"I say I’m a top-15 pick, but I can’t control what coaches think," Patterson said.
Patterson is one of a few dozen college players at the combine at Lucas Oil Stadium. Here, he and the others will spend the weekend being evaluated more closely than a ripe cantaloupe in the produce section. It may be intrusive, but for a guy who wasn’t even playing Division I football until last fall, it’s part of the process that could lead to a happy ending worthy of any fairytale.
"I didn’t expect it," Patterson said, "but now that it’s here I’m glad it’s here."
Bart Scott -- Mr. Can't Wait -- had to practice patience Sunday when he was sidelined due to a toe injury, marking the end of his 119 consecutive games played streak. The last time the Jets' linebacker missed a game was Jan. 2, 2005, when he was with the Baltimore Ravens.
That’s not the only difference between then and now. To frame the streak’s significance, here are some of the changes that have taken place, and what was happening on the field and in the world since Scott last sat out.
The New York Jets have had four different starting quarterbacks and three head coaches.
The average price of gas in New York state rose from $1.96 to $4.04 a gallon.
Mark Sanchez was in his senior year at Mission Viejo High School.
The New Orleans Hornets’ home court was in Oklahoma City.
YouTube didn’t exist.
There have been five different NFL Super Bowl champions.
Mario’s "Let Me Love You" peaked at No. 1 on the Billboard Hot 100 chart.
Facebook was only for college students.
Twitter did not exist.
"Star Wars: Episode III: Revenge of the Sith" was North America’s highest grossing movie of the year at $380M.
Michael Jordan and Juanita Jordan were still married.
Beyonce will play the Super Bowl in February.
First I’d like to say, you’re welcome NFL.
Maybe my impassioned plea to have Beyonce and her husband Jay-Z perform at the wasn’t the only reason they chose one of the best live performers around. But my suggestion that the NFL move out of the Jurassic Period when it comes to musical acts must have swayed a few in the front office.
I do not sing “Single Ladies” in the shower, but I can appreciate the fact Beyonce is at the height of her career, musically relevant and not as a reunion tour. Maybe you don’t like her empowerment-lite brand of R&B, but you won’t have to worry that she will break a hip onstage.
The odds Jay-Z will come onstage for a reprise of “New York” are pretty good. And, with any luck, Alicia Keys will join them for the chorus.
The trio would immediately drop the average age of Super Bowl halftime performers in the last decade by a good 20 years. The recent list of halftime performers have included Paul McCartney, The Rolling Stones, Prince, Tom Petty & the Heartbreakers, Bruce Springsteen, The Who and Madonna. It’s one thing if that’s the audience you’re trying to reach, but why would you try to pirate baseball’s fan base like that?
So congratulations NFL, and if you need any advice in the future, you know where to find me.

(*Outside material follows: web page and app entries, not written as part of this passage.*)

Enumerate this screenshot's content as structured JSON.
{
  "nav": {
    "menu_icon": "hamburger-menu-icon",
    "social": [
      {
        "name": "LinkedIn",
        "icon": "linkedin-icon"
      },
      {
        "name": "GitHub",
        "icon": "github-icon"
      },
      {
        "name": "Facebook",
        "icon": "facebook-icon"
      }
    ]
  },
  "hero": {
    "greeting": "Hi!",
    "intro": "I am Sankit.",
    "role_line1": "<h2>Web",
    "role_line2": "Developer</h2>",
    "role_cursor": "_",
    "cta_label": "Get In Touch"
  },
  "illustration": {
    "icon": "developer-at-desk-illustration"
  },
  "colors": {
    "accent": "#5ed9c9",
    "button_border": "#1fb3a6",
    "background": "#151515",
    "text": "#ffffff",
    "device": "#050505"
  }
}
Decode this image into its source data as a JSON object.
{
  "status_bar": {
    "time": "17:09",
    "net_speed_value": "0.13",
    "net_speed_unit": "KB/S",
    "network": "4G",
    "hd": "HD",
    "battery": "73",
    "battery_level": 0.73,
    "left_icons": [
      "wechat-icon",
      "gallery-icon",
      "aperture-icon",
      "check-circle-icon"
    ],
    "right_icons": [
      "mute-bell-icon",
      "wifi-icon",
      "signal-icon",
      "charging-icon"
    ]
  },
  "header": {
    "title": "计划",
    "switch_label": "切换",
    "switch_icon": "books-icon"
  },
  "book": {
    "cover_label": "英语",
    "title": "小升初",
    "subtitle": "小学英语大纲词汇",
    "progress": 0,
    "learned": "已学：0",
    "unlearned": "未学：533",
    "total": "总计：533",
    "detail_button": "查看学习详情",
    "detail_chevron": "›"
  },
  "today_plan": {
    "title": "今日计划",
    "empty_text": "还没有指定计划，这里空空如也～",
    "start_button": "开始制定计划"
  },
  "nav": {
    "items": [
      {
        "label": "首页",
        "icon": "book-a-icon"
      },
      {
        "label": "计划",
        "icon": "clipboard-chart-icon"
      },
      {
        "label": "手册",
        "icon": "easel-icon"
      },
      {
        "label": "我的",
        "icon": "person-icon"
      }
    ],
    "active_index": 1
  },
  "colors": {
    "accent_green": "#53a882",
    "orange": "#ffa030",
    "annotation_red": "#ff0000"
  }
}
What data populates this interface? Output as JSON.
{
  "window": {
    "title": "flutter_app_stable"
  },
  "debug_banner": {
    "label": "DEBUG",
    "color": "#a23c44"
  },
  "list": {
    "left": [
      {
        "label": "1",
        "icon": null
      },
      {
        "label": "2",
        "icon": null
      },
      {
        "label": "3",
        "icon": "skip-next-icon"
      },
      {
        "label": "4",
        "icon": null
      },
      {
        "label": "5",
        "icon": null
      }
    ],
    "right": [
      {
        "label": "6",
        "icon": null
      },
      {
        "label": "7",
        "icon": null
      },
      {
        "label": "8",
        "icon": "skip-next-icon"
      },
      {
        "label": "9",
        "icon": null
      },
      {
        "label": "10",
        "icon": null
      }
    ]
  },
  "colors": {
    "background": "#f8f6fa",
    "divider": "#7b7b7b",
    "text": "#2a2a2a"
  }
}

Tim Tebow is changing his dog’s name.
It seems the Jets' new backup quarterback got a puppy last season while he was in Denver and named the little guy Bronco.
For the same reason you never want to tattoo a boyfriend's name on your neck, Tebow plans to change the dog's name; he has moved on. At the Jets' practice facility Wednesday, Tebow said he plans to rename the dog Bronx. There are two reasons why that works -- it's in the geographical neighborhood of where Tebow now plays, and the two words sound similar enough that the dog shouldn't get too confused.
When I initially tweeted this (I asked because I, too, have a Rhodesian Ridgeback like Bronco, um, Bronx), a lot of people asked why this is news. Agreed, no one at the Jets popped off about a teammate, which constitutes a relatively slow news day.
But you can tell a lot about the way a man treats his dog. Mitt Romney will never live down the way his Irish Setter traveled on one family vacation to Canada. At least Tebow didn’t strap his puppy to the top of the car and haul him from Denver to New Jersey.